:: Prompt ::
All entries must be given again in full, exactly as they were supplied.

:: Provided information ::
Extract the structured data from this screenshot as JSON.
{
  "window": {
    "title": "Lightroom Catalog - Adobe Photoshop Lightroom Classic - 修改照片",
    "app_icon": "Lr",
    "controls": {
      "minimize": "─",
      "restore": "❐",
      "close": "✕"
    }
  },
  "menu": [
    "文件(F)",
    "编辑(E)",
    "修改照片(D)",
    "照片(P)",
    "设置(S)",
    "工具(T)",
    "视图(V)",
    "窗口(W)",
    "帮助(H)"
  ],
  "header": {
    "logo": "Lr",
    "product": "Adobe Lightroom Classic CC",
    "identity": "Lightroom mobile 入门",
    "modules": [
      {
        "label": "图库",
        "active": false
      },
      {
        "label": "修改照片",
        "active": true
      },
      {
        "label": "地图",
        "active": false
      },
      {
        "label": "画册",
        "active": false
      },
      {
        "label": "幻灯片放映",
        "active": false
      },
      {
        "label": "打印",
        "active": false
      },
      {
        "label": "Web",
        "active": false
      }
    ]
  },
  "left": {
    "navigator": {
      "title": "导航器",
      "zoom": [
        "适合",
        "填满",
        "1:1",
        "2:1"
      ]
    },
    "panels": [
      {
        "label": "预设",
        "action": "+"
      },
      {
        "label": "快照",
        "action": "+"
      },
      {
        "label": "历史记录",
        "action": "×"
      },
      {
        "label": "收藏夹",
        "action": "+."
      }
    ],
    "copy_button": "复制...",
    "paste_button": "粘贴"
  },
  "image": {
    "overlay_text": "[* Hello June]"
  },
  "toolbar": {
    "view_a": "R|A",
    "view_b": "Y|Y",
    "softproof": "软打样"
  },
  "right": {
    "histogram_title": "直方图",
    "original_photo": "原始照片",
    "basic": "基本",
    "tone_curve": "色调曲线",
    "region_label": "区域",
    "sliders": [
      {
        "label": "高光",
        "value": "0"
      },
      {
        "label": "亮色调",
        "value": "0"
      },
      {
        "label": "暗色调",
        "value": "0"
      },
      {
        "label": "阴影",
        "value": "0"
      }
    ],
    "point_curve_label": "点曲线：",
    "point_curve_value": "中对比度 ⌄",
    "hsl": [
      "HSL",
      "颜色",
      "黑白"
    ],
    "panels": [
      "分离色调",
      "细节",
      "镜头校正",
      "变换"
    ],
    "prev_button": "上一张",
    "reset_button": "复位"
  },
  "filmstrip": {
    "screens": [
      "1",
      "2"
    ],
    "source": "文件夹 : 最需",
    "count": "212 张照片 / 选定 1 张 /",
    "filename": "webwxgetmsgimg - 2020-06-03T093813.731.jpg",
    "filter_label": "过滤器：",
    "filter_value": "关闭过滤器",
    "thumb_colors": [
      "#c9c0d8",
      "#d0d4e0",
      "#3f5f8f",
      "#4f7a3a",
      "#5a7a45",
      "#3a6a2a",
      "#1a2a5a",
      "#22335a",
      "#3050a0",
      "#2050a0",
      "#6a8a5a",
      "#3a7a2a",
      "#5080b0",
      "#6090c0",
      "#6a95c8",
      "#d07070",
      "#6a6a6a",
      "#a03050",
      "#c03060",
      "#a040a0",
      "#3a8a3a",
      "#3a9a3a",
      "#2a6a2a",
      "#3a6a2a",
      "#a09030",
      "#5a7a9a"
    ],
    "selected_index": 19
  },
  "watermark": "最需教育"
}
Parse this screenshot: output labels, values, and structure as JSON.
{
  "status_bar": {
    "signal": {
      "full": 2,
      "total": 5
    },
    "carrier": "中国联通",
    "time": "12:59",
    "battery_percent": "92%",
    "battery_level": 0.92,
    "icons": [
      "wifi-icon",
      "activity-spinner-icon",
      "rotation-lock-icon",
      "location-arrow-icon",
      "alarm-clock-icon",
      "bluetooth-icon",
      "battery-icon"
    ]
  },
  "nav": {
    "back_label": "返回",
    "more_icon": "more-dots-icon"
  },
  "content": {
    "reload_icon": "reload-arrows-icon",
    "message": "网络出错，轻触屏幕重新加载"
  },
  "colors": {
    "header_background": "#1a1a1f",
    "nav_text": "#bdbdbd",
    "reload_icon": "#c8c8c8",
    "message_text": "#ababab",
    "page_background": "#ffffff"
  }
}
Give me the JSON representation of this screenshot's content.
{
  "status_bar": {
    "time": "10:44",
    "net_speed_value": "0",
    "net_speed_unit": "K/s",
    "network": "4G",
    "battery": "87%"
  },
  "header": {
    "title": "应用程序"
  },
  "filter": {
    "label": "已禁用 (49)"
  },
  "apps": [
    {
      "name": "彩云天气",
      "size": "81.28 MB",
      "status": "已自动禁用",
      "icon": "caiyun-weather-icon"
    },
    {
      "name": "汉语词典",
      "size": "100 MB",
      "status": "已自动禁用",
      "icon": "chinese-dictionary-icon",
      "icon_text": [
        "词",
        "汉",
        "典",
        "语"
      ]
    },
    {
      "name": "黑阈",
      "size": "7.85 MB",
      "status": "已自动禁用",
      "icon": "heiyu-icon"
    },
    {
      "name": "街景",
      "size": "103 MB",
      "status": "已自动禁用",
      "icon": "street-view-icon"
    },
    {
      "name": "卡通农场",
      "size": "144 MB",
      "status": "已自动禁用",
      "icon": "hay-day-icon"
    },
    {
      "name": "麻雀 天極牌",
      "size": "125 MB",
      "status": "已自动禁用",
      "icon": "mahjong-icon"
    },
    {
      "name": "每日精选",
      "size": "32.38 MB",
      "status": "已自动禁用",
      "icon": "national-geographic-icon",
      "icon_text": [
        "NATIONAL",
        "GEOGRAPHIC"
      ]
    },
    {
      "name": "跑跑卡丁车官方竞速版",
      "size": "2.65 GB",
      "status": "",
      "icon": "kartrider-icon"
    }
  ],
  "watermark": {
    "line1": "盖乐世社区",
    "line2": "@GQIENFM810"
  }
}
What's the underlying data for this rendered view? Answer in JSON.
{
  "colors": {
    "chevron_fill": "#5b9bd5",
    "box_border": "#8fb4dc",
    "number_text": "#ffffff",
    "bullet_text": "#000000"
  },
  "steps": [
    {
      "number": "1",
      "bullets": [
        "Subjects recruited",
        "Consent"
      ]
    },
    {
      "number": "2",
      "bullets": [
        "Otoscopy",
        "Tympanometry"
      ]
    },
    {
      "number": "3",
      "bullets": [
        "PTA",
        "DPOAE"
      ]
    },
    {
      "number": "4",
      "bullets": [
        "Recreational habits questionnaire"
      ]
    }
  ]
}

:: Answer for the task ::
Extract the structured data from this screenshot as JSON.
{
  "window": {
    "title": "Lightroom Catalog - Adobe Photoshop Lightroom Classic - 修改照片",
    "app_icon": "Lr",
    "controls": {
      "minimize": "─",
      "restore": "❐",
      "close": "✕"
    }
  },
  "menu": [
    "文件(F)",
    "编辑(E)",
    "修改照片(D)",
    "照片(P)",
    "设置(S)",
    "工具(T)",
    "视图(V)",
    "窗口(W)",
    "帮助(H)"
  ],
  "header": {
    "logo": "Lr",
    "product": "Adobe Lightroom Classic CC",
    "identity": "Lightroom mobile 入门",
    "modules": [
      {
        "label": "图库",
        "active": false
      },
      {
        "label": "修改照片",
        "active": true
      },
      {
        "label": "地图",
        "active": false
      },
      {
        "label": "画册",
        "active": false
      },
      {
        "label": "幻灯片放映",
        "active": false
      },
      {
        "label": "打印",
        "active": false
      },
      {
        "label": "Web",
        "active": false
      }
    ]
  },
  "left": {
    "navigator": {
      "title": "导航器",
      "zoom": [
        "适合",
        "填满",
        "1:1",
        "2:1"
      ]
    },
    "panels": [
      {
        "label": "预设",
        "action": "+"
      },
      {
        "label": "快照",
        "action": "+"
      },
      {
        "label": "历史记录",
        "action": "×"
      },
      {
        "label": "收藏夹",
        "action": "+."
      }
    ],
    "copy_button": "复制...",
    "paste_button": "粘贴"
  },
  "image": {
    "overlay_text": "[* Hello June]"
  },
  "toolbar": {
    "view_a": "R|A",
    "view_b": "Y|Y",
    "softproof": "软打样"
  },
  "right": {
    "histogram_title": "直方图",
    "original_photo": "原始照片",
    "basic": "基本",
    "tone_curve": "色调曲线",
    "region_label": "区域",
    "sliders": [
      {
        "label": "高光",
        "value": "0"
      },
      {
        "label": "亮色调",
        "value": "0"
      },
      {
        "label": "暗色调",
        "value": "0"
      },
      {
        "label": "阴影",
        "value": "0"
      }
    ],
    "point_curve_label": "点曲线：",
    "point_curve_value": "中对比度 ⌄",
    "hsl": [
      "HSL",
      "颜色",
      "黑白"
    ],
    "panels": [
      "分离色调",
      "细节",
      "镜头校正",
      "变换"
    ],
    "prev_button": "上一张",
    "reset_button": "复位"
  },
  "filmstrip": {
    "screens": [
      "1",
      "2"
    ],
    "source": "文件夹 : 最需",
    "count": "212 张照片 / 选定 1 张 /",
    "filename": "webwxgetmsgimg - 2020-06-03T093813.731.jpg",
    "filter_label": "过滤器：",
    "filter_value": "关闭过滤器",
    "thumb_colors": [
      "#c9c0d8",
      "#d0d4e0",
      "#3f5f8f",
      "#4f7a3a",
      "#5a7a45",
      "#3a6a2a",
      "#1a2a5a",
      "#22335a",
      "#3050a0",
      "#2050a0",
      "#6a8a5a",
      "#3a7a2a",
      "#5080b0",
      "#6090c0",
      "#6a95c8",
      "#d07070",
      "#6a6a6a",
      "#a03050",
      "#c03060",
      "#a040a0",
      "#3a8a3a",
      "#3a9a3a",
      "#2a6a2a",
      "#3a6a2a",
      "#a09030",
      "#5a7a9a"
    ],
    "selected_index": 19
  },
  "watermark": "最需教育"
}
Parse this screenshot: output labels, values, and structure as JSON.
{
  "status_bar": {
    "signal": {
      "full": 2,
      "total": 5
    },
    "carrier": "中国联通",
    "time": "12:59",
    "battery_percent": "92%",
    "battery_level": 0.92,
    "icons": [
      "wifi-icon",
      "activity-spinner-icon",
      "rotation-lock-icon",
      "location-arrow-icon",
      "alarm-clock-icon",
      "bluetooth-icon",
      "battery-icon"
    ]
  },
  "nav": {
    "back_label": "返回",
    "more_icon": "more-dots-icon"
  },
  "content": {
    "reload_icon": "reload-arrows-icon",
    "message": "网络出错，轻触屏幕重新加载"
  },
  "colors": {
    "header_background": "#1a1a1f",
    "nav_text": "#bdbdbd",
    "reload_icon": "#c8c8c8",
    "message_text": "#ababab",
    "page_background": "#ffffff"
  }
}
Give me the JSON representation of this screenshot's content.
{
  "status_bar": {
    "time": "10:44",
    "net_speed_value": "0",
    "net_speed_unit": "K/s",
    "network": "4G",
    "battery": "87%"
  },
  "header": {
    "title": "应用程序"
  },
  "filter": {
    "label": "已禁用 (49)"
  },
  "apps": [
    {
      "name": "彩云天气",
      "size": "81.28 MB",
      "status": "已自动禁用",
      "icon": "caiyun-weather-icon"
    },
    {
      "name": "汉语词典",
      "size": "100 MB",
      "status": "已自动禁用",
      "icon": "chinese-dictionary-icon",
      "icon_text": [
        "词",
        "汉",
        "典",
        "语"
      ]
    },
    {
      "name": "黑阈",
      "size": "7.85 MB",
      "status": "已自动禁用",
      "icon": "heiyu-icon"
    },
    {
      "name": "街景",
      "size": "103 MB",
      "status": "已自动禁用",
      "icon": "street-view-icon"
    },
    {
      "name": "卡通农场",
      "size": "144 MB",
      "status": "已自动禁用",
      "icon": "hay-day-icon"
    },
    {
      "name": "麻雀 天極牌",
      "size": "125 MB",
      "status": "已自动禁用",
      "icon": "mahjong-icon"
    },
    {
      "name": "每日精选",
      "size": "32.38 MB",
      "status": "已自动禁用",
      "icon": "national-geographic-icon",
      "icon_text": [
        "NATIONAL",
        "GEOGRAPHIC"
      ]
    },
    {
      "name": "跑跑卡丁车官方竞速版",
      "size": "2.65 GB",
      "status": "",
      "icon": "kartrider-icon"
    }
  ],
  "watermark": {
    "line1": "盖乐世社区",
    "line2": "@GQIENFM810"
  }
}
What's the underlying data for this rendered view? Answer in JSON.
{
  "colors": {
    "chevron_fill": "#5b9bd5",
    "box_border": "#8fb4dc",
    "number_text": "#ffffff",
    "bullet_text": "#000000"
  },
  "steps": [
    {
      "number": "1",
      "bullets": [
        "Subjects recruited",
        "Consent"
      ]
    },
    {
      "number": "2",
      "bullets": [
        "Otoscopy",
        "Tympanometry"
      ]
    },
    {
      "number": "3",
      "bullets": [
        "PTA",
        "DPOAE"
      ]
    },
    {
      "number": "4",
      "bullets": [
        "Recreational habits questionnaire"
      ]
    }
  ]
}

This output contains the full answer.